What is needed: Reproduce the data word for word, keeping every line complete.

Data records for software interfaces
======
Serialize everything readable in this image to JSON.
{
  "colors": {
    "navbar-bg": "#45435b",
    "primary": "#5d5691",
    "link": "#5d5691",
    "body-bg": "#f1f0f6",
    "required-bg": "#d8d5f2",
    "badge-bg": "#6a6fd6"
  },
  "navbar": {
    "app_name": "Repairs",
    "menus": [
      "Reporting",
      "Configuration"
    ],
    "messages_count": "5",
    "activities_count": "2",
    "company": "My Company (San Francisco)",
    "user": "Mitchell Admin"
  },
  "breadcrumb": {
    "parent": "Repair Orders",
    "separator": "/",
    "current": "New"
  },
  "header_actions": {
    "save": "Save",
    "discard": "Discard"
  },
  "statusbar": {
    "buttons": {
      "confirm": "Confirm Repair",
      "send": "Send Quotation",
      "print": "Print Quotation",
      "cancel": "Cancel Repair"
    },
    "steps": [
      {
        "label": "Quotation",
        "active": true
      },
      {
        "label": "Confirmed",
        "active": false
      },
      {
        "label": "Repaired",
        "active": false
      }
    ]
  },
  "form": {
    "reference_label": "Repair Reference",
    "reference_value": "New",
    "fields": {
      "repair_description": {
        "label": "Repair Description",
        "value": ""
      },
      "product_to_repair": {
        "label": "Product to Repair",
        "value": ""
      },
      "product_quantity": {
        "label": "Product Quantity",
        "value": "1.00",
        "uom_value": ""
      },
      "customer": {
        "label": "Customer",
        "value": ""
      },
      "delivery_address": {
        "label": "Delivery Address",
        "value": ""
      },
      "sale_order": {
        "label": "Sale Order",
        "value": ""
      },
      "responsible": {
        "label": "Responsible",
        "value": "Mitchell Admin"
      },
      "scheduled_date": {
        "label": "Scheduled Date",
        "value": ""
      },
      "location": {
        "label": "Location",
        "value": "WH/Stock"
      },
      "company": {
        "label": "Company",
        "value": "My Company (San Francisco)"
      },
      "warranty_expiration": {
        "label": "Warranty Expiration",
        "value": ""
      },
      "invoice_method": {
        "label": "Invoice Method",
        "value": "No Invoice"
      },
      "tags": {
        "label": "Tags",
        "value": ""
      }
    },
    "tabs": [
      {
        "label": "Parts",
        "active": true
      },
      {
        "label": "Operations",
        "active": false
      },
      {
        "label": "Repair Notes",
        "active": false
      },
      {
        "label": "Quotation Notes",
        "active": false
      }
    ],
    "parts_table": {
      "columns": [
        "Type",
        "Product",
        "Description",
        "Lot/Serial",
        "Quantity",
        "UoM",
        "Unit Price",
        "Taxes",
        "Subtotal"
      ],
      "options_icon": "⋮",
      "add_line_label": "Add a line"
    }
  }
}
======
Solution below:
Serialize everything readable in this image to JSON.
{
  "colors": {
    "navbar-bg": "#45435b",
    "primary": "#5d5691",
    "link": "#5d5691",
    "body-bg": "#f1f0f6",
    "required-bg": "#d8d5f2",
    "badge-bg": "#6a6fd6"
  },
  "navbar": {
    "app_name": "Repairs",
    "menus": [
      "Reporting",
      "Configuration"
    ],
    "messages_count": "5",
    "activities_count": "2",
    "company": "My Company (San Francisco)",
    "user": "Mitchell Admin"
  },
  "breadcrumb": {
    "parent": "Repair Orders",
    "separator": "/",
    "current": "New"
  },
  "header_actions": {
    "save": "Save",
    "discard": "Discard"
  },
  "statusbar": {
    "buttons": {
      "confirm": "Confirm Repair",
      "send": "Send Quotation",
      "print": "Print Quotation",
      "cancel": "Cancel Repair"
    },
    "steps": [
      {
        "label": "Quotation",
        "active": true
      },
      {
        "label": "Confirmed",
        "active": false
      },
      {
        "label": "Repaired",
        "active": false
      }
    ]
  },
  "form": {
    "reference_label": "Repair Reference",
    "reference_value": "New",
    "fields": {
      "repair_description": {
        "label": "Repair Description",
        "value": ""
      },
      "product_to_repair": {
        "label": "Product to Repair",
        "value": ""
      },
      "product_quantity": {
        "label": "Product Quantity",
        "value": "1.00",
        "uom_value": ""
      },
      "customer": {
        "label": "Customer",
        "value": ""
      },
      "delivery_address": {
        "label": "Delivery Address",
        "value": ""
      },
      "sale_order": {
        "label": "Sale Order",
        "value": ""
      },
      "responsible": {
        "label": "Responsible",
        "value": "Mitchell Admin"
      },
      "scheduled_date": {
        "label": "Scheduled Date",
        "value": ""
      },
      "location": {
        "label": "Location",
        "value": "WH/Stock"
      },
      "company": {
        "label": "Company",
        "value": "My Company (San Francisco)"
      },
      "warranty_expiration": {
        "label": "Warranty Expiration",
        "value": ""
      },
      "invoice_method": {
        "label": "Invoice Method",
        "value": "No Invoice"
      },
      "tags": {
        "label": "Tags",
        "value": ""
      }
    },
    "tabs": [
      {
        "label": "Parts",
        "active": true
      },
      {
        "label": "Operations",
        "active": false
      },
      {
        "label": "Repair Notes",
        "active": false
      },
      {
        "label": "Quotation Notes",
        "active": false
      }
    ],
    "parts_table": {
      "columns": [
        "Type",
        "Product",
        "Description",
        "Lot/Serial",
        "Quantity",
        "UoM",
        "Unit Price",
        "Taxes",
        "Subtotal"
      ],
      "options_icon": "⋮",
      "add_line_label": "Add a line"
    }
  }
}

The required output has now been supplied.